The shutdown of oil pipelines at the Sullom Voe terminal in Shetland will be only a “mild irritant” to operators, according to a leading petro-economist.
Operator EnQuest confirmed on Thursday that a “minor fault” had been found during an inspection, leading to an immediate shutdown of both the Brent and Ninian pipe systems.
It means some North Sea platforms have been forced to temporarily stop production.
Among them are four Taqa platforms in the northern North Sea. However, EnQuest said the pipelines, which together transport around 100,000 barrels of oil equivalent per day, will resume operations on Sunday.
Professor Alex Kemp, from Aberdeen University, said: “The volumes are much lower than they used to be, but 100,000 barrels is still a significant amount.

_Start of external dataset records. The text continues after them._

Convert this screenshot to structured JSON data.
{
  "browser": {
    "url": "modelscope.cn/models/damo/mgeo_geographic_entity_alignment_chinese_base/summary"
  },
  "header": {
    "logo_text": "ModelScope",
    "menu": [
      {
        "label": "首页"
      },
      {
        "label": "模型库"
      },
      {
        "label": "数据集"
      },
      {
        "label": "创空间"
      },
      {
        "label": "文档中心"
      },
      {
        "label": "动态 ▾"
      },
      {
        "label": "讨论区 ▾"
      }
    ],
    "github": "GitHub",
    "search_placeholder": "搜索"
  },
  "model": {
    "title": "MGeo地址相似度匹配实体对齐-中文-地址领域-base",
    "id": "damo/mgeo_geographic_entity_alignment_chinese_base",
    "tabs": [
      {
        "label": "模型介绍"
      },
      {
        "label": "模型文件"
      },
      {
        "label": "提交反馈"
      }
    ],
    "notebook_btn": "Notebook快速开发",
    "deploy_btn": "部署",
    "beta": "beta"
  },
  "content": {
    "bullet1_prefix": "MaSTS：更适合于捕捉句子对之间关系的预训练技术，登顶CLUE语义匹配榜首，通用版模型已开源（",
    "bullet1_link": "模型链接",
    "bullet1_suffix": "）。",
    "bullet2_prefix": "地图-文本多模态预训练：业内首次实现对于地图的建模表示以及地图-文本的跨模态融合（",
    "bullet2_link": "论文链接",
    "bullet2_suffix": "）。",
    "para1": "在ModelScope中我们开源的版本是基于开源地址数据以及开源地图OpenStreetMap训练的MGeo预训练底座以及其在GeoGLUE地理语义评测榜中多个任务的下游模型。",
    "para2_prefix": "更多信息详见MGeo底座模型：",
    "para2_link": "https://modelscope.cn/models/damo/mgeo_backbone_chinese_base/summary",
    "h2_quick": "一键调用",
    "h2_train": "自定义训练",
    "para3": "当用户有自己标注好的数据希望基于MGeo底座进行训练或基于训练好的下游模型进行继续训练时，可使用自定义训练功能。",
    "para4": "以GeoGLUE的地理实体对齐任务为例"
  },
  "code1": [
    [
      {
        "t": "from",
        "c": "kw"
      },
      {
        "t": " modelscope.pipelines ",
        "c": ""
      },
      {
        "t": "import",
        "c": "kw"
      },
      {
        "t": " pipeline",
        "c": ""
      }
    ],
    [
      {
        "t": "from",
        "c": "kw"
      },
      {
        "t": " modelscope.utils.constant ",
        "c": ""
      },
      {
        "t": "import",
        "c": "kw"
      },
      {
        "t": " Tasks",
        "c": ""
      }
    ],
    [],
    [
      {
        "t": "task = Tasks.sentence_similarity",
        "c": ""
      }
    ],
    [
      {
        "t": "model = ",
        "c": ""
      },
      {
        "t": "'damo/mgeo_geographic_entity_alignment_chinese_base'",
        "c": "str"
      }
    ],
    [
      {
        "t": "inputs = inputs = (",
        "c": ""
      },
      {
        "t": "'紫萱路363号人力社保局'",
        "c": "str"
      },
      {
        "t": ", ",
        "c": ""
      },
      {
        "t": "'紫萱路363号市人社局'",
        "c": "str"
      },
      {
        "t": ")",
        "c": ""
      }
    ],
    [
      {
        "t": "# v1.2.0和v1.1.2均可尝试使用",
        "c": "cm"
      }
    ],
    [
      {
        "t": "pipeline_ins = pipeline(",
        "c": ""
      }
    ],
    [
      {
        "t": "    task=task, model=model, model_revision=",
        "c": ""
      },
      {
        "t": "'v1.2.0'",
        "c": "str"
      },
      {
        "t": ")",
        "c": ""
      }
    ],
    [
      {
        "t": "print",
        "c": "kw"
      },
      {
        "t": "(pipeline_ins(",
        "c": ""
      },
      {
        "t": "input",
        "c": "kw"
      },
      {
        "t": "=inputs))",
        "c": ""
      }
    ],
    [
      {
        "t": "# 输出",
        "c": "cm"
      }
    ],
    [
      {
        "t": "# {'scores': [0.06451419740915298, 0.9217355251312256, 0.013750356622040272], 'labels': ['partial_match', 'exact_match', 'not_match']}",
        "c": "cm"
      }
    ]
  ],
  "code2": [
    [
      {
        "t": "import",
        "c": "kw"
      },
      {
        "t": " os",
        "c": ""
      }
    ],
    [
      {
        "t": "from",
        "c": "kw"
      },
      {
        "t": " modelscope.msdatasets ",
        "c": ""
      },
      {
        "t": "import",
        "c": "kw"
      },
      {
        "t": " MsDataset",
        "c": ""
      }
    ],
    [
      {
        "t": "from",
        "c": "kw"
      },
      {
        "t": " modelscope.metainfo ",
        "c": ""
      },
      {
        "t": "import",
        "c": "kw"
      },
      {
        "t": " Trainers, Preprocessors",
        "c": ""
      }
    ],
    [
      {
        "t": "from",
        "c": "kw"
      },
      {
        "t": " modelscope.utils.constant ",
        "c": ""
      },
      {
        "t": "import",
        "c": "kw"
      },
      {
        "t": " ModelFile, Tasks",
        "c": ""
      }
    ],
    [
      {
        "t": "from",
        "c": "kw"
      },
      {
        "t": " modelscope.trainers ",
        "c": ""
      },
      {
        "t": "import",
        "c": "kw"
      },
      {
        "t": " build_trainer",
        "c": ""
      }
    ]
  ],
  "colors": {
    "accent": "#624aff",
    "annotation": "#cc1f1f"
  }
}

“The platforms will have to stop producing so long as the shutdown remains in place but if it is only until Sunday then it is just a mild irritant.”
The disruption comes at a time when wider crude oil flows from the North Sea have declined due to a mixture of maintenance and unplanned work.
Professor Kemp does not expect the shutdown to have any lasting impact on operations but he added: “There’s no good time for something like this.
“The prices are over 70 dollars a barrels so the value is relatively high.” EnQuest has confirmed it will advise users of the terminal and will keep them regularly updated with progress.
A spokeswoman for Taqa said: “As a result of a shutdown at the Sullom Voe Terminal, production has ceased from all Brent System and Ninian pipeline entrants, which includes all TAQA northern North Sea assets.”
The Health and Safety Executive has confirmed it is investigating.
A spokeswoman said:“HSE were contacted by EnQuest NNS and made aware of a controlled shutdown of the Brent and Ninian Pipelines.
“HSE are making further inquiries.”